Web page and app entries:

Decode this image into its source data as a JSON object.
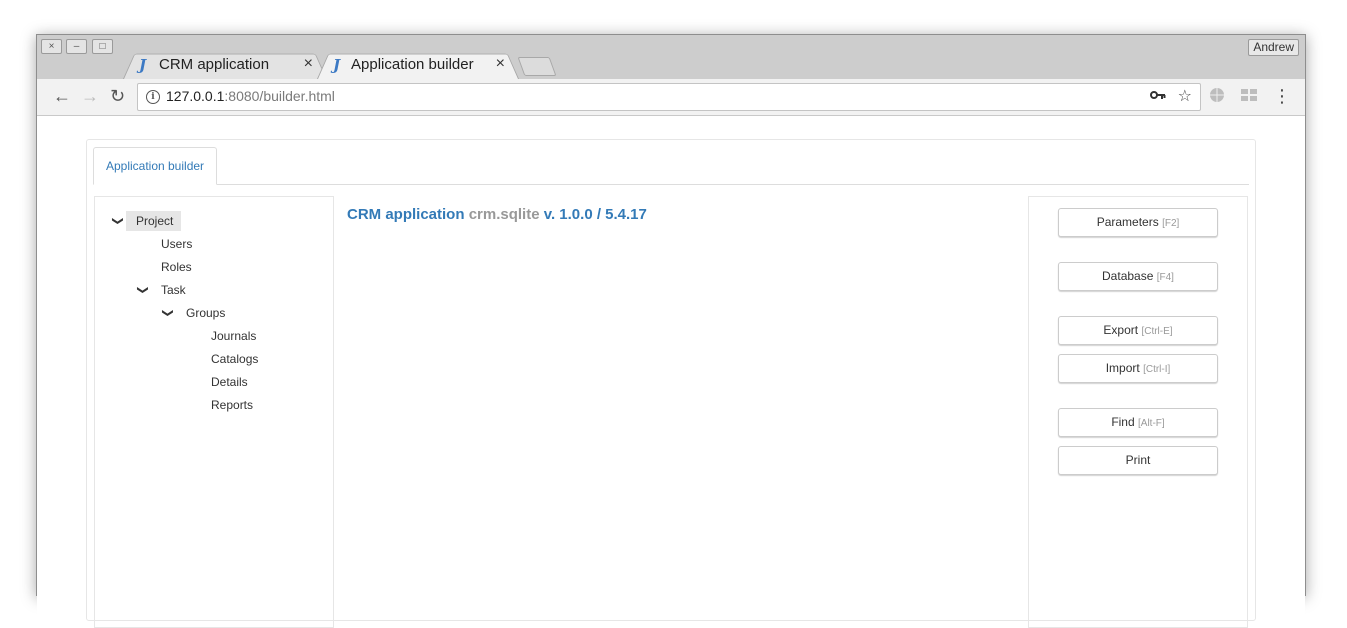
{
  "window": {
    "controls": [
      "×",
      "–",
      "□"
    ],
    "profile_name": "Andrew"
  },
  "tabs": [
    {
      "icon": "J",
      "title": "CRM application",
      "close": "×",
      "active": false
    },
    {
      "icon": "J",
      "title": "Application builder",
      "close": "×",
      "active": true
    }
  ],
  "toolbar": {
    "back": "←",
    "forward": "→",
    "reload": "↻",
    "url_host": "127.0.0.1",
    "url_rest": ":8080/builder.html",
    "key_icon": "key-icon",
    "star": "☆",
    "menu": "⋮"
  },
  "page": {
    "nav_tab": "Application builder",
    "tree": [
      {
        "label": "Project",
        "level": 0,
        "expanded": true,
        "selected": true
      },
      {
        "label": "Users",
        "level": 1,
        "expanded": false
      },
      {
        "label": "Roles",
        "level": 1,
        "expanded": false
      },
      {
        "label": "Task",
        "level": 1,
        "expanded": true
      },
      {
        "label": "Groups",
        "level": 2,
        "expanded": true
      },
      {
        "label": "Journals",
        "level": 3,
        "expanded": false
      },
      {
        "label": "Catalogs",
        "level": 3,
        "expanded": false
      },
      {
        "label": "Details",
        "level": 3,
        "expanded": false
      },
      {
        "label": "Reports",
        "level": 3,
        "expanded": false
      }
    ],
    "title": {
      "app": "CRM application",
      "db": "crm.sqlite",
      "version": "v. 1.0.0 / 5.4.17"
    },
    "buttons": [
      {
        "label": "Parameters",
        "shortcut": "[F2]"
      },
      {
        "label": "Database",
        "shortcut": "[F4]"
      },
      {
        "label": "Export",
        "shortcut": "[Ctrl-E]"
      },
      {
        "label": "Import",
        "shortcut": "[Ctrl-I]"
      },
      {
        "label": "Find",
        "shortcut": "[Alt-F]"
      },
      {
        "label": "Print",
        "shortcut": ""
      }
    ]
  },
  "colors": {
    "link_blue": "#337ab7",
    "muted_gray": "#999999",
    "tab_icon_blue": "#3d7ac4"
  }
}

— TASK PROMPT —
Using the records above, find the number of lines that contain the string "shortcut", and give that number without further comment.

— SOLUTION TO THIS TASK —
6